§ DATA
----------------------------------------
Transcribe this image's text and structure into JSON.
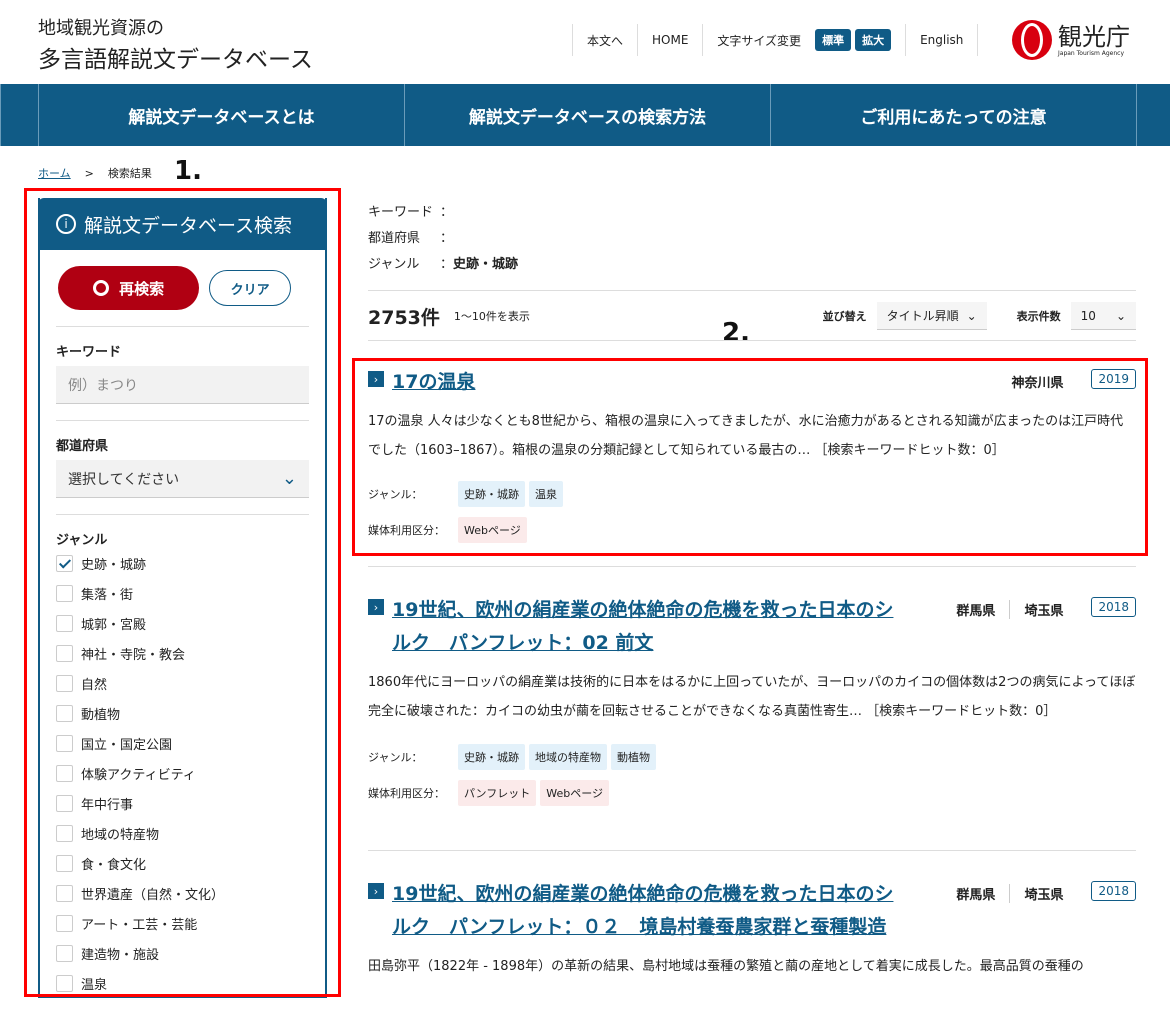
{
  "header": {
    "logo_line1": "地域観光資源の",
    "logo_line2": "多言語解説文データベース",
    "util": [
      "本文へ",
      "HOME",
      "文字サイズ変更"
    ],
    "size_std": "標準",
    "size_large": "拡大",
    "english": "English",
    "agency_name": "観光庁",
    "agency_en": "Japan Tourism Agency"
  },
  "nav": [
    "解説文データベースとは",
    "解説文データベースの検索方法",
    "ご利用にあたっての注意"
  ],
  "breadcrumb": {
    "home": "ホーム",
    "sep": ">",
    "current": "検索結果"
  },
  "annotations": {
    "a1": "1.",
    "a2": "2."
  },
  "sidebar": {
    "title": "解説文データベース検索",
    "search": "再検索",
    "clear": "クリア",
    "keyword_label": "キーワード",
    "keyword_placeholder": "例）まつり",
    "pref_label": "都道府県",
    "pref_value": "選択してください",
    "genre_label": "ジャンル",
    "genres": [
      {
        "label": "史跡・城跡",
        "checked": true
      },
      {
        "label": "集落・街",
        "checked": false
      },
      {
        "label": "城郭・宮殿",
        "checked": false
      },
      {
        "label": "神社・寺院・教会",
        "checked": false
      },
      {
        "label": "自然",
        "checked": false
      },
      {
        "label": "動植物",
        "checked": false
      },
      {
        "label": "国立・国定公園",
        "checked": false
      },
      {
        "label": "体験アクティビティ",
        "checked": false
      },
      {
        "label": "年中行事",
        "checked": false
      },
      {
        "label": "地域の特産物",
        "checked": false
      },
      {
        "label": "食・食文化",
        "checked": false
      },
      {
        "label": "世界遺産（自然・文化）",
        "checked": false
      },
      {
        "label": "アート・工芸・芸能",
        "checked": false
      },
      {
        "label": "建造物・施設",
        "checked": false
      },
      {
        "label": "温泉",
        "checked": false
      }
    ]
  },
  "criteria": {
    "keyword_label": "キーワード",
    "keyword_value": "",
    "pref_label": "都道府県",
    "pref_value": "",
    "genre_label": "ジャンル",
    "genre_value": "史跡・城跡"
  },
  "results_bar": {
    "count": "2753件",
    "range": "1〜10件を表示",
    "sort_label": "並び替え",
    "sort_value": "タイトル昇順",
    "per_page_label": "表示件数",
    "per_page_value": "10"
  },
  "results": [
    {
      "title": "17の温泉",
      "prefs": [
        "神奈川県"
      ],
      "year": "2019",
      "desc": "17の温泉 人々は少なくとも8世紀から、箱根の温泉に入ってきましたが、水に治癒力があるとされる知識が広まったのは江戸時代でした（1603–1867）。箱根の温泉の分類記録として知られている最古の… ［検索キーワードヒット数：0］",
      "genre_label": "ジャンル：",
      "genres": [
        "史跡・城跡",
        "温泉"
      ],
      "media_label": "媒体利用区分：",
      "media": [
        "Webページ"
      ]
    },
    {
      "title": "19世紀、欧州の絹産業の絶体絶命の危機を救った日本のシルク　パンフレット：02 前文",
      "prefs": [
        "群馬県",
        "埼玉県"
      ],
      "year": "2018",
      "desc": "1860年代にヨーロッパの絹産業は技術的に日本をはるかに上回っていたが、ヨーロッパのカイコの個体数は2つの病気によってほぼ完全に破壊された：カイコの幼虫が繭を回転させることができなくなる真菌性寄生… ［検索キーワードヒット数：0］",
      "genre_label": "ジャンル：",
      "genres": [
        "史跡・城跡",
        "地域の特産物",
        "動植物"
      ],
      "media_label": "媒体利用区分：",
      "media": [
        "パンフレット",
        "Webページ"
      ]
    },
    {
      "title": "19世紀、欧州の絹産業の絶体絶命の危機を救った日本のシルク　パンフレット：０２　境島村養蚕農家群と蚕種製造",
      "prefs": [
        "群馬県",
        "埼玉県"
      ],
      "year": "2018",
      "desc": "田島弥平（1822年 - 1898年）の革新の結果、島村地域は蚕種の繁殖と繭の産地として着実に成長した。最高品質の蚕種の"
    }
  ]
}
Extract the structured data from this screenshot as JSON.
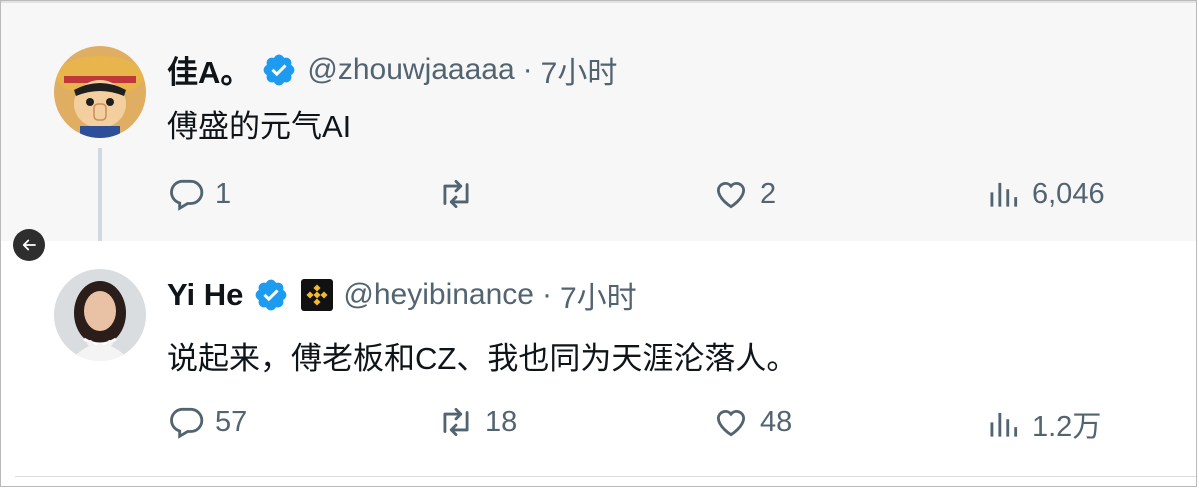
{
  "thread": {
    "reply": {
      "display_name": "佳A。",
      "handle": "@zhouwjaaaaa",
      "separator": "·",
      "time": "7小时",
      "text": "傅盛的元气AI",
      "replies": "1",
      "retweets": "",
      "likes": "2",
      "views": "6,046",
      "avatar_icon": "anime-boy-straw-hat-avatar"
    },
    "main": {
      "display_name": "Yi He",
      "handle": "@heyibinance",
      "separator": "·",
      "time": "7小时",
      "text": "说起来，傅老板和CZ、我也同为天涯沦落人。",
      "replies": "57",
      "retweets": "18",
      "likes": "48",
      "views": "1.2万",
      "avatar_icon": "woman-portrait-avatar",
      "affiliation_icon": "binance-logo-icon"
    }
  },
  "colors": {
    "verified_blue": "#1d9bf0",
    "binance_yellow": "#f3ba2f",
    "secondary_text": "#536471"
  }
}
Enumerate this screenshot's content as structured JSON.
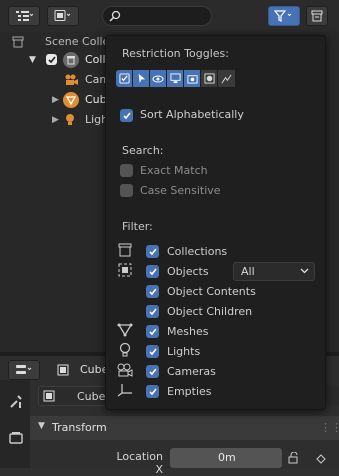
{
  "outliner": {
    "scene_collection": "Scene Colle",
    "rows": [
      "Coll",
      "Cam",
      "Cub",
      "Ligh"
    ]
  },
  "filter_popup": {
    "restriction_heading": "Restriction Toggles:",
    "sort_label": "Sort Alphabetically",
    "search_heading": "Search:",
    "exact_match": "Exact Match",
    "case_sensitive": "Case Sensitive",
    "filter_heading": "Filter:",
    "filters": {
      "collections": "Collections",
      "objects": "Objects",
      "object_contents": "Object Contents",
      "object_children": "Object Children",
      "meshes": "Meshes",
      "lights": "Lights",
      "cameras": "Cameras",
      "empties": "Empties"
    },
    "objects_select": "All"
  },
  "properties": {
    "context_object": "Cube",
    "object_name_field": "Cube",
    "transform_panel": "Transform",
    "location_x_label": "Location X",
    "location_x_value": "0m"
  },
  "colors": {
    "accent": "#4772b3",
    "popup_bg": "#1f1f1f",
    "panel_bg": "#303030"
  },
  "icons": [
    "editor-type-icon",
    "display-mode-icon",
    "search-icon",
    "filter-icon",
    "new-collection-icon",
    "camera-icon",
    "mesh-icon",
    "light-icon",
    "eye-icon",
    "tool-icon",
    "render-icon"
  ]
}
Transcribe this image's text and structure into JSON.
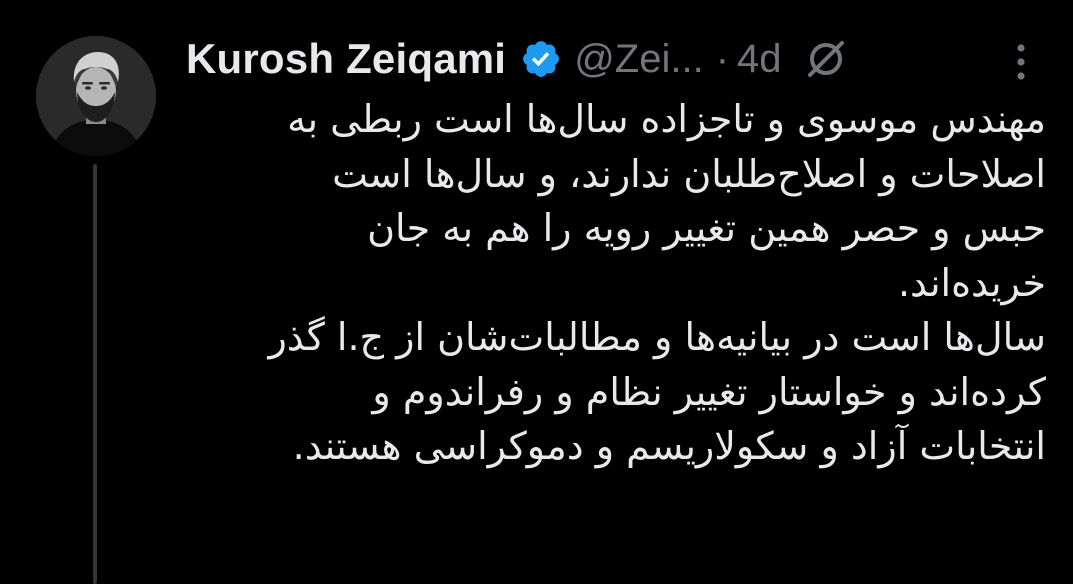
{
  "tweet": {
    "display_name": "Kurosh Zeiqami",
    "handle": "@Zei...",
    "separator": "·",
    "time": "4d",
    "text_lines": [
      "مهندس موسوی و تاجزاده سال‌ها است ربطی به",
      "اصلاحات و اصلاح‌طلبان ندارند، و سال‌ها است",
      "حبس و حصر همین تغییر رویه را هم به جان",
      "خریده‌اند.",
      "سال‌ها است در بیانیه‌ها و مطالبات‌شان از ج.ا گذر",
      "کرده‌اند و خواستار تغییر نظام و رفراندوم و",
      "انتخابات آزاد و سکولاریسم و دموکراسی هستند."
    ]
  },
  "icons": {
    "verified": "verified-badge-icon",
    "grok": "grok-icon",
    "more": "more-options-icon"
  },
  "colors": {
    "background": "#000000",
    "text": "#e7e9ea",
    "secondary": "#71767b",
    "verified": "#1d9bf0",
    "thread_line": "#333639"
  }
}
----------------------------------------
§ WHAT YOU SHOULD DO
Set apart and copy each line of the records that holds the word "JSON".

§ FINAL ANSWER
Transcribe this image's text and structure into JSON.
Extract the structured data from this screenshot as JSON.
Enumerate this screenshot's content as structured JSON.
Transcribe this image's text and structure into JSON.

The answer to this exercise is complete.